We should remember that one of the recent turns in the argument for accepting homosexual behavior as well as homosexual orientation is the argument that homosexual relationships and homosexual desires were present before the fall. Thus, a part of the goodness of God's creation, but that is actually contradicted by Scripture. It's not only contradicted by explicit texts of Scripture, it's contradicted by the flow of biblical history and by any kind of biblical theology that understands the inherent connection between the perfection of creation in the beginning and the perfection of the new creation at the end. In between, of course, is sin and God's act of redemption. But it's not just sin and God's act of redemption, it is also God's creation of a church in Christ and Christ union with that church.
Furthermore, it is Christ's call to holiness and obedience in that church. So, sanctification and holiness are central to gospel Christianity, and thus we raise the question as to whether or not what is defined by so many as sexual orientation is actually compatible when put in this context with our understanding of the gospel and sanctification.

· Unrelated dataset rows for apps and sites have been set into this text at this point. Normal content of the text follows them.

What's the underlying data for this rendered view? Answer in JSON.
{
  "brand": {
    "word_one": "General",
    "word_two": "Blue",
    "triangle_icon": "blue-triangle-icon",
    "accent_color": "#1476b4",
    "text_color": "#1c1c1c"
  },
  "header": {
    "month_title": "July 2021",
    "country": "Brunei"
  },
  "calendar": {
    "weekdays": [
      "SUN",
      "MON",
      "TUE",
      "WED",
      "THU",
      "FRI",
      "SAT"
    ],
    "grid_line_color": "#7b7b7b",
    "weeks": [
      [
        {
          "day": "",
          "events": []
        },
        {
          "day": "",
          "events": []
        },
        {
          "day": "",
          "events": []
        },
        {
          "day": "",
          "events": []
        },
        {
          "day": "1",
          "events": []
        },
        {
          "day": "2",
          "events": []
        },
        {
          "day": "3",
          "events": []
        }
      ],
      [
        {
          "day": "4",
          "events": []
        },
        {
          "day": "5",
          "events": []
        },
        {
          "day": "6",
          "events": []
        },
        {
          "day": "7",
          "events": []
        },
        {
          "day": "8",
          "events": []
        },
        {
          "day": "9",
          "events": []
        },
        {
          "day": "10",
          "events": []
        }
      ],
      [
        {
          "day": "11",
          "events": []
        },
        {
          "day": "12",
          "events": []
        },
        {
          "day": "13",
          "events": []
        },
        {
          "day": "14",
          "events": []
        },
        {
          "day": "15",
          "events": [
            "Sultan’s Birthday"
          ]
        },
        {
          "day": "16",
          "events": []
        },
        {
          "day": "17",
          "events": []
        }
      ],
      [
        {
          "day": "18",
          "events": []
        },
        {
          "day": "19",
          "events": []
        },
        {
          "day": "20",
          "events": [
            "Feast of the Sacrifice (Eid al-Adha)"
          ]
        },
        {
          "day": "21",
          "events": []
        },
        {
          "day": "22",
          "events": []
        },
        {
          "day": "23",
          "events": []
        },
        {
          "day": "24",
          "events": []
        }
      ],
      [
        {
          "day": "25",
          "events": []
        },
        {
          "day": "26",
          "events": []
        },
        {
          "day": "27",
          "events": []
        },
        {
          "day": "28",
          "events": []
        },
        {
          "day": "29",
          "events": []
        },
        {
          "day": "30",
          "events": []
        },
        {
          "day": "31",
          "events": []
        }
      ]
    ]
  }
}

Honest Christians recognize that something that might be defined as a sexual orientation exist. We understand that a pattern of sexual attraction and sexual desire comes as known to us even as it is often, as we know it, unbidden. It's unchosen. We understand that, but this is where biblical Christianity points out that even as there is such an orientation or such a pattern of sexual attraction, that has to be measured over against the plan and purpose of God, the glory of God in creation and God's explicit teachings in his word. This is where we must ask: Is a desire as set over against a behavior also understood to be the result of the fall and is that desire understood to be in itself sinful? Here's where the wealth of the Christian tradition would require us to understand that a sinful desire is sinful in itself, even if that sinful desire does not end in the actualization of sexual or sinful misbehavior.
My biggest concern in this conference and in the language that is used and in the conversation that many evangelicals are now having is that what you see in this conference is the acceptance of the idea that our sexual identity or any individual's sexual orientation becomes a defining issue that isn't changed by the gospel and isn't transformed by sanctification.
I did not say that coming to saving faith in the Lord Jesus Christ results in any kind of immediate transformation of sexual desire. What I am arguing is that holiness and sanctification as revealed in the New Testament means that progressively whatever sinful desires mark us should become less a part of us and we should seek to identify with them in a lesser way, not in a greater way, by the Holy Spirit's work in our hearts and in our lives in sanctification.
But finally, as we try our best to think compassionately and clearly about these issues, I think we have to turn to a text such as First Corinthians chapter 6, verse 11, where Paul writes: "And such were some of you. But you were washed, you were sanctified, you were justified in the name of the Lord Jesus Christ and by the Spirit of our God." Now in First Corinthians 6 as in Romans chapter 1, Paul mentions specific sins, but by implication, he is indicting the entire human race. But speaking of our identity as sinners saved by grace, he says, "Such were some of you," and then uses the language of being washed, sanctified, justified in the name of the Lord Jesus Christ and by the Spirit of our God. It can't be an accident, and we must not miss the power of that verb tense: "such were some of you."
That's not just a message for those who've organized and will be attending the Revoice Conference. That's a word for every single Christian all the time.